● **Problem details**
Output all of the records word for word and drop the images.

----- Source data -----

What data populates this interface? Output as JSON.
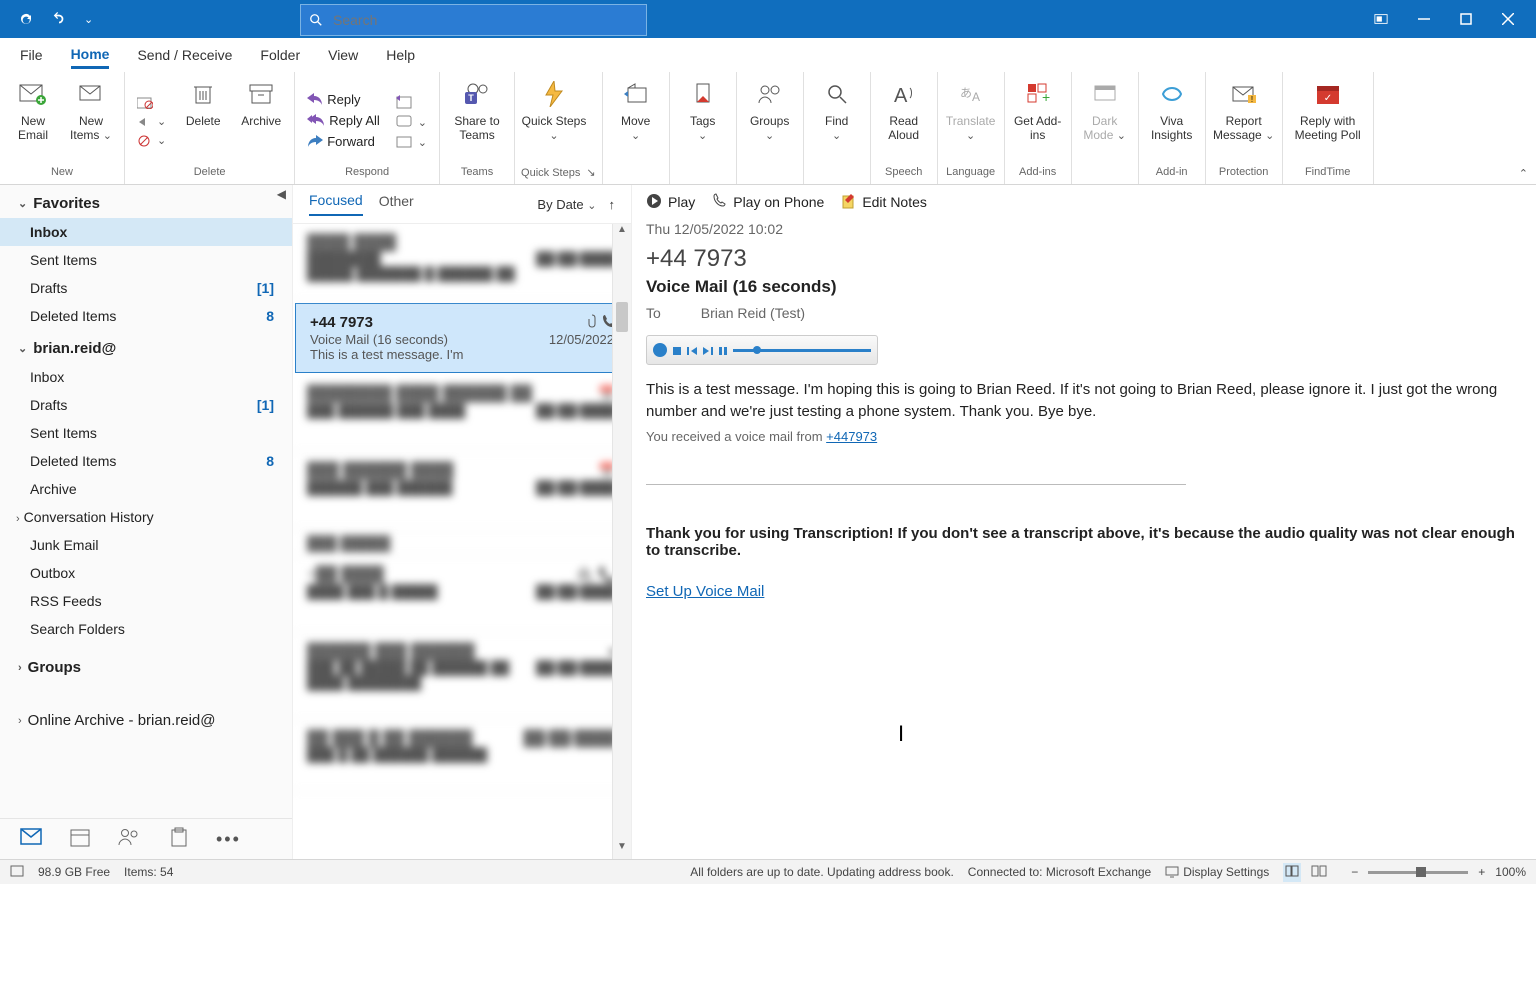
{
  "search_placeholder": "Search",
  "menu_tabs": [
    "File",
    "Home",
    "Send / Receive",
    "Folder",
    "View",
    "Help"
  ],
  "menu_active": "Home",
  "ribbon_groups": {
    "New": [
      "New Email",
      "New Items"
    ],
    "Delete": [
      "Delete",
      "Archive"
    ],
    "Respond": [
      "Reply",
      "Reply All",
      "Forward"
    ],
    "Teams": "Share to Teams",
    "QuickSteps": "Quick Steps",
    "Move": "Move",
    "Tags": "Tags",
    "Groups": "Groups",
    "Find": "Find",
    "Speech": "Read Aloud",
    "Language": "Translate",
    "Addins": "Get Add-ins",
    "Dark": "Dark Mode",
    "Addin": "Viva Insights",
    "Protection": "Report Message",
    "FindTime": "Reply with Meeting Poll"
  },
  "folders": {
    "favorites_label": "Favorites",
    "favorites": [
      {
        "name": "Inbox",
        "count": null,
        "selected": true
      },
      {
        "name": "Sent Items",
        "count": null
      },
      {
        "name": "Drafts",
        "count": "[1]"
      },
      {
        "name": "Deleted Items",
        "count": "8"
      }
    ],
    "account_label": "brian.reid@",
    "account_items": [
      {
        "name": "Inbox",
        "count": null
      },
      {
        "name": "Drafts",
        "count": "[1]"
      },
      {
        "name": "Sent Items",
        "count": null
      },
      {
        "name": "Deleted Items",
        "count": "8"
      },
      {
        "name": "Archive",
        "count": null
      },
      {
        "name": "Conversation History",
        "count": null,
        "expandable": true
      },
      {
        "name": "Junk Email",
        "count": null
      },
      {
        "name": "Outbox",
        "count": null
      },
      {
        "name": "RSS Feeds",
        "count": null
      },
      {
        "name": "Search Folders",
        "count": null
      }
    ],
    "groups_label": "Groups",
    "archive_label": "Online Archive - brian.reid@"
  },
  "msglist": {
    "tabs": [
      "Focused",
      "Other"
    ],
    "tabs_active": "Focused",
    "sort_label": "By Date",
    "selected": {
      "from": "+44 7973",
      "subject": "Voice Mail (16 seconds)",
      "preview": "This is a test message. I'm",
      "date": "12/05/2022",
      "hasAttach": true,
      "hasPhone": true
    }
  },
  "reading": {
    "toolbar": {
      "play": "Play",
      "play_on_phone": "Play on Phone",
      "edit_notes": "Edit Notes"
    },
    "datetime": "Thu 12/05/2022 10:02",
    "from": "+44 7973",
    "subject": "Voice Mail (16 seconds)",
    "to_label": "To",
    "to_value": "Brian Reid (Test)",
    "transcript": "This is a test message. I'm hoping this is going to Brian Reed. If it's not going to Brian Reed, please ignore it. I just got the wrong number and we're just testing a phone system. Thank you. Bye bye.",
    "source_prefix": "You received a voice mail from ",
    "source_number": "+447973",
    "thankyou": "Thank you for using Transcription! If you don't see a transcript above, it's because the audio quality was not clear enough to transcribe.",
    "setup_link": "Set Up Voice Mail"
  },
  "status": {
    "disk": "98.9 GB Free",
    "items": "Items: 54",
    "sync": "All folders are up to date.  Updating address book.",
    "connected": "Connected to: Microsoft Exchange",
    "display": "Display Settings",
    "zoom": "100%"
  }
}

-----

● **Exercise answer**
What data populates this interface? Output as JSON.
{
  "search_placeholder": "Search",
  "menu_tabs": [
    "File",
    "Home",
    "Send / Receive",
    "Folder",
    "View",
    "Help"
  ],
  "menu_active": "Home",
  "ribbon_groups": {
    "New": [
      "New Email",
      "New Items"
    ],
    "Delete": [
      "Delete",
      "Archive"
    ],
    "Respond": [
      "Reply",
      "Reply All",
      "Forward"
    ],
    "Teams": "Share to Teams",
    "QuickSteps": "Quick Steps",
    "Move": "Move",
    "Tags": "Tags",
    "Groups": "Groups",
    "Find": "Find",
    "Speech": "Read Aloud",
    "Language": "Translate",
    "Addins": "Get Add-ins",
    "Dark": "Dark Mode",
    "Addin": "Viva Insights",
    "Protection": "Report Message",
    "FindTime": "Reply with Meeting Poll"
  },
  "folders": {
    "favorites_label": "Favorites",
    "favorites": [
      {
        "name": "Inbox",
        "count": null,
        "selected": true
      },
      {
        "name": "Sent Items",
        "count": null
      },
      {
        "name": "Drafts",
        "count": "[1]"
      },
      {
        "name": "Deleted Items",
        "count": "8"
      }
    ],
    "account_label": "brian.reid@",
    "account_items": [
      {
        "name": "Inbox",
        "count": null
      },
      {
        "name": "Drafts",
        "count": "[1]"
      },
      {
        "name": "Sent Items",
        "count": null
      },
      {
        "name": "Deleted Items",
        "count": "8"
      },
      {
        "name": "Archive",
        "count": null
      },
      {
        "name": "Conversation History",
        "count": null,
        "expandable": true
      },
      {
        "name": "Junk Email",
        "count": null
      },
      {
        "name": "Outbox",
        "count": null
      },
      {
        "name": "RSS Feeds",
        "count": null
      },
      {
        "name": "Search Folders",
        "count": null
      }
    ],
    "groups_label": "Groups",
    "archive_label": "Online Archive - brian.reid@"
  },
  "msglist": {
    "tabs": [
      "Focused",
      "Other"
    ],
    "tabs_active": "Focused",
    "sort_label": "By Date",
    "selected": {
      "from": "+44 7973",
      "subject": "Voice Mail (16 seconds)",
      "preview": "This is a test message. I'm",
      "date": "12/05/2022",
      "hasAttach": true,
      "hasPhone": true
    }
  },
  "reading": {
    "toolbar": {
      "play": "Play",
      "play_on_phone": "Play on Phone",
      "edit_notes": "Edit Notes"
    },
    "datetime": "Thu 12/05/2022 10:02",
    "from": "+44 7973",
    "subject": "Voice Mail (16 seconds)",
    "to_label": "To",
    "to_value": "Brian Reid (Test)",
    "transcript": "This is a test message. I'm hoping this is going to Brian Reed. If it's not going to Brian Reed, please ignore it. I just got the wrong number and we're just testing a phone system. Thank you. Bye bye.",
    "source_prefix": "You received a voice mail from ",
    "source_number": "+447973",
    "thankyou": "Thank you for using Transcription! If you don't see a transcript above, it's because the audio quality was not clear enough to transcribe.",
    "setup_link": "Set Up Voice Mail"
  },
  "status": {
    "disk": "98.9 GB Free",
    "items": "Items: 54",
    "sync": "All folders are up to date.  Updating address book.",
    "connected": "Connected to: Microsoft Exchange",
    "display": "Display Settings",
    "zoom": "100%"
  }
}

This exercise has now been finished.